EXERCISE AIM:
Write out each line of the records that has "Carbon" in it.

+++ PROVIDED RECORDS +++

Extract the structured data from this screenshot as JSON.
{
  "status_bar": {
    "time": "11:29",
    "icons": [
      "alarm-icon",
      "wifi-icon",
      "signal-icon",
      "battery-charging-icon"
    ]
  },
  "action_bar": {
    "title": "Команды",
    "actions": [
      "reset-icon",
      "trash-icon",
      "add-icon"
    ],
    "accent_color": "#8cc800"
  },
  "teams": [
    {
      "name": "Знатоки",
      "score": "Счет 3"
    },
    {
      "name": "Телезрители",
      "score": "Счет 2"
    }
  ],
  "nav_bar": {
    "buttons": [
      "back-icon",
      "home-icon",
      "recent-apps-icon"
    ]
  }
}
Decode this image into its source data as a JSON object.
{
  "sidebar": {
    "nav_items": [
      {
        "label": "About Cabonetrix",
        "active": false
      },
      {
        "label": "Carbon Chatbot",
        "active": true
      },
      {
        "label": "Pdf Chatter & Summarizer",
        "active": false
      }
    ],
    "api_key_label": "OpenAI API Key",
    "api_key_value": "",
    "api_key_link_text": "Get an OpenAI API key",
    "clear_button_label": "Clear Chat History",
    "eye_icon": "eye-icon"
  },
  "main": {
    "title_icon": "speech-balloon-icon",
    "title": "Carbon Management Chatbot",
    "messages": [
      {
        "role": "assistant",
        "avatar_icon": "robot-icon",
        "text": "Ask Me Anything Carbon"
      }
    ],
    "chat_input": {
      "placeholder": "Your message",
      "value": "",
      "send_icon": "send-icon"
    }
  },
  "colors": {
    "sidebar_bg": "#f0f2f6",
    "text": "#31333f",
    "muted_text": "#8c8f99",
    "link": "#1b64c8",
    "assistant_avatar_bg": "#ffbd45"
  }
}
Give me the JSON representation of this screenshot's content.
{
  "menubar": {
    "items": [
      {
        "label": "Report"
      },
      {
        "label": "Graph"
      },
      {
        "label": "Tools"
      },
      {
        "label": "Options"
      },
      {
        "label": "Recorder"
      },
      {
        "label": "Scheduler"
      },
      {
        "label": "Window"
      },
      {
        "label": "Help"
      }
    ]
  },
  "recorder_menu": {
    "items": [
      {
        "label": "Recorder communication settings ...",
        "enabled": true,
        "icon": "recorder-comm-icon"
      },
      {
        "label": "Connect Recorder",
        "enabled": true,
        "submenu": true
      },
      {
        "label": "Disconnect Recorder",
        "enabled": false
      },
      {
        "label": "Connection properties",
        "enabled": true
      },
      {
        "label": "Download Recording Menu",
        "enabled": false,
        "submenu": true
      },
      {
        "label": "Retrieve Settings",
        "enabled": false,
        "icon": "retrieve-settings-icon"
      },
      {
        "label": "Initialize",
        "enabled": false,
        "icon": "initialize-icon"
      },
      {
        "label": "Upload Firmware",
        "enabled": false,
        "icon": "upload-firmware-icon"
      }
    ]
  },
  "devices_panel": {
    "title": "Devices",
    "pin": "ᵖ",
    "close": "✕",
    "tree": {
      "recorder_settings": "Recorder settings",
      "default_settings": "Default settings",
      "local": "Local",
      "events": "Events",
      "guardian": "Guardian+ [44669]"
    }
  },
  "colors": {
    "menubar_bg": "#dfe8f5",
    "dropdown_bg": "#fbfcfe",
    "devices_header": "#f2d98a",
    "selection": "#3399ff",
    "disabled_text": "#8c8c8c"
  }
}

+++

TASK RESULT:
        "label": "Carbon Chatbot",
    "title": "Carbon Management Chatbot",
        "text": "Ask Me Anything Carbon"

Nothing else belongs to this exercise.